╔══

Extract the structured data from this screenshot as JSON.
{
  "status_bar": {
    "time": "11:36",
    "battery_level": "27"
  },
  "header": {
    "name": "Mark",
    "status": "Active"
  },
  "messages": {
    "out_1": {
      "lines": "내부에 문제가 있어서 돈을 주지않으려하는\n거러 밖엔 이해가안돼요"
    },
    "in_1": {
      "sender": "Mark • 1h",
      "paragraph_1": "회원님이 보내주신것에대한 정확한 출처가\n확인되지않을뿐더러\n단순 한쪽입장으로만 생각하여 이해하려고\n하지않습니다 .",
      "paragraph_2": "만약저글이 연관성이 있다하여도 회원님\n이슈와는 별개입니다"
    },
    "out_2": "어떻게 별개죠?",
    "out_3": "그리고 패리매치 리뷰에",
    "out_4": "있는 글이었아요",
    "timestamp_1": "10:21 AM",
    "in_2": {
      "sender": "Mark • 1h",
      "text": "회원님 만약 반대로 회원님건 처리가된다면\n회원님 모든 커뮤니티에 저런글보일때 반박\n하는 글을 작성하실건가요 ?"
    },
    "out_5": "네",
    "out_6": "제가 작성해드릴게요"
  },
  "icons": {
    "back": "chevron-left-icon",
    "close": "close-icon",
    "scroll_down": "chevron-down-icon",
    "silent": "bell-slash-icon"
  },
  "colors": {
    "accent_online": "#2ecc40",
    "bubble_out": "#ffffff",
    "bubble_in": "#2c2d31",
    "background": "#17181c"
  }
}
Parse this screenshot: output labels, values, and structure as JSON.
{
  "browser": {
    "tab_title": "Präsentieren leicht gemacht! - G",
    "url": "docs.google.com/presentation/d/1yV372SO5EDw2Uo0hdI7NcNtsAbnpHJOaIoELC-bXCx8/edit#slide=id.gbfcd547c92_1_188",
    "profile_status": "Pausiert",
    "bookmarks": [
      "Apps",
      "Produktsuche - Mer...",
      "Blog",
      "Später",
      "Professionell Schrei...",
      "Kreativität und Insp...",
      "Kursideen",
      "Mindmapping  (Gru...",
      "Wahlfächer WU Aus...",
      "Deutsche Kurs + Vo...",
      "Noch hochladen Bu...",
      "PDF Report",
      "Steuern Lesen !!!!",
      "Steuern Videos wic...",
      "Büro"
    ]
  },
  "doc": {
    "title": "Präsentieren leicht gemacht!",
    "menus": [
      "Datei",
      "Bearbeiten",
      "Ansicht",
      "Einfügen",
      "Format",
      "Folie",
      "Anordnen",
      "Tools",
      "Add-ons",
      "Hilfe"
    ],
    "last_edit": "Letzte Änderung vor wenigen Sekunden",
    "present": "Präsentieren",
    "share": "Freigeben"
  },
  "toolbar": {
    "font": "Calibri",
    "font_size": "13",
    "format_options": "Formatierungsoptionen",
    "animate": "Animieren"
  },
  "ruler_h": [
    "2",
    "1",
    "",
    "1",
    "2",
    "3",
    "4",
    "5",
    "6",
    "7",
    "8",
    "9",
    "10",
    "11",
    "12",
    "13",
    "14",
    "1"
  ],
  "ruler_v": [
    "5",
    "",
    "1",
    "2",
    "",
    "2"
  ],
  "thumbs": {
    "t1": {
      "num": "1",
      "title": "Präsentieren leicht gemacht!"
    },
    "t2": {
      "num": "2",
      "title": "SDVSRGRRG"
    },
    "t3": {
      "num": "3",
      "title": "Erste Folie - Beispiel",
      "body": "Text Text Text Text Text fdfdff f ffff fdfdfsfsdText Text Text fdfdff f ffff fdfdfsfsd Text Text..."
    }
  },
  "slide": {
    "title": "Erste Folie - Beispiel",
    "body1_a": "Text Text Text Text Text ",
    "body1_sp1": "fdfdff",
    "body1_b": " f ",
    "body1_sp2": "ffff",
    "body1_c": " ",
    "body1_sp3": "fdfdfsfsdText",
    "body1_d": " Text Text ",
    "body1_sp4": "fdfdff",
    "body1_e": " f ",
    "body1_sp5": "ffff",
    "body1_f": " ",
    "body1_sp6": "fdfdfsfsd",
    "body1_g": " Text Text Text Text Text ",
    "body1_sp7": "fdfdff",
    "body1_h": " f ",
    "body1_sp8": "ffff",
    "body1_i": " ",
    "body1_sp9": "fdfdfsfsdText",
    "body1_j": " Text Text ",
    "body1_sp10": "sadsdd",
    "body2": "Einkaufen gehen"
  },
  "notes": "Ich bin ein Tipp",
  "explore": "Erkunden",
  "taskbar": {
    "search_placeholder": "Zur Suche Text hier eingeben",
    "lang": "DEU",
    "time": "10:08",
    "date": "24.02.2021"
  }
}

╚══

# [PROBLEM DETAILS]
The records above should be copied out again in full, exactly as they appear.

# [OUTPUT OF THE TASK]
Extract the structured data from this screenshot as JSON.
{
  "status_bar": {
    "time": "11:36",
    "battery_level": "27"
  },
  "header": {
    "name": "Mark",
    "status": "Active"
  },
  "messages": {
    "out_1": {
      "lines": "내부에 문제가 있어서 돈을 주지않으려하는\n거러 밖엔 이해가안돼요"
    },
    "in_1": {
      "sender": "Mark • 1h",
      "paragraph_1": "회원님이 보내주신것에대한 정확한 출처가\n확인되지않을뿐더러\n단순 한쪽입장으로만 생각하여 이해하려고\n하지않습니다 .",
      "paragraph_2": "만약저글이 연관성이 있다하여도 회원님\n이슈와는 별개입니다"
    },
    "out_2": "어떻게 별개죠?",
    "out_3": "그리고 패리매치 리뷰에",
    "out_4": "있는 글이었아요",
    "timestamp_1": "10:21 AM",
    "in_2": {
      "sender": "Mark • 1h",
      "text": "회원님 만약 반대로 회원님건 처리가된다면\n회원님 모든 커뮤니티에 저런글보일때 반박\n하는 글을 작성하실건가요 ?"
    },
    "out_5": "네",
    "out_6": "제가 작성해드릴게요"
  },
  "icons": {
    "back": "chevron-left-icon",
    "close": "close-icon",
    "scroll_down": "chevron-down-icon",
    "silent": "bell-slash-icon"
  },
  "colors": {
    "accent_online": "#2ecc40",
    "bubble_out": "#ffffff",
    "bubble_in": "#2c2d31",
    "background": "#17181c"
  }
}
Parse this screenshot: output labels, values, and structure as JSON.
{
  "browser": {
    "tab_title": "Präsentieren leicht gemacht! - G",
    "url": "docs.google.com/presentation/d/1yV372SO5EDw2Uo0hdI7NcNtsAbnpHJOaIoELC-bXCx8/edit#slide=id.gbfcd547c92_1_188",
    "profile_status": "Pausiert",
    "bookmarks": [
      "Apps",
      "Produktsuche - Mer...",
      "Blog",
      "Später",
      "Professionell Schrei...",
      "Kreativität und Insp...",
      "Kursideen",
      "Mindmapping  (Gru...",
      "Wahlfächer WU Aus...",
      "Deutsche Kurs + Vo...",
      "Noch hochladen Bu...",
      "PDF Report",
      "Steuern Lesen !!!!",
      "Steuern Videos wic...",
      "Büro"
    ]
  },
  "doc": {
    "title": "Präsentieren leicht gemacht!",
    "menus": [
      "Datei",
      "Bearbeiten",
      "Ansicht",
      "Einfügen",
      "Format",
      "Folie",
      "Anordnen",
      "Tools",
      "Add-ons",
      "Hilfe"
    ],
    "last_edit": "Letzte Änderung vor wenigen Sekunden",
    "present": "Präsentieren",
    "share": "Freigeben"
  },
  "toolbar": {
    "font": "Calibri",
    "font_size": "13",
    "format_options": "Formatierungsoptionen",
    "animate": "Animieren"
  },
  "ruler_h": [
    "2",
    "1",
    "",
    "1",
    "2",
    "3",
    "4",
    "5",
    "6",
    "7",
    "8",
    "9",
    "10",
    "11",
    "12",
    "13",
    "14",
    "1"
  ],
  "ruler_v": [
    "5",
    "",
    "1",
    "2",
    "",
    "2"
  ],
  "thumbs": {
    "t1": {
      "num": "1",
      "title": "Präsentieren leicht gemacht!"
    },
    "t2": {
      "num": "2",
      "title": "SDVSRGRRG"
    },
    "t3": {
      "num": "3",
      "title": "Erste Folie - Beispiel",
      "body": "Text Text Text Text Text fdfdff f ffff fdfdfsfsdText Text Text fdfdff f ffff fdfdfsfsd Text Text..."
    }
  },
  "slide": {
    "title": "Erste Folie - Beispiel",
    "body1_a": "Text Text Text Text Text ",
    "body1_sp1": "fdfdff",
    "body1_b": " f ",
    "body1_sp2": "ffff",
    "body1_c": " ",
    "body1_sp3": "fdfdfsfsdText",
    "body1_d": " Text Text ",
    "body1_sp4": "fdfdff",
    "body1_e": " f ",
    "body1_sp5": "ffff",
    "body1_f": " ",
    "body1_sp6": "fdfdfsfsd",
    "body1_g": " Text Text Text Text Text ",
    "body1_sp7": "fdfdff",
    "body1_h": " f ",
    "body1_sp8": "ffff",
    "body1_i": " ",
    "body1_sp9": "fdfdfsfsdText",
    "body1_j": " Text Text ",
    "body1_sp10": "sadsdd",
    "body2": "Einkaufen gehen"
  },
  "notes": "Ich bin ein Tipp",
  "explore": "Erkunden",
  "taskbar": {
    "search_placeholder": "Zur Suche Text hier eingeben",
    "lang": "DEU",
    "time": "10:08",
    "date": "24.02.2021"
  }
}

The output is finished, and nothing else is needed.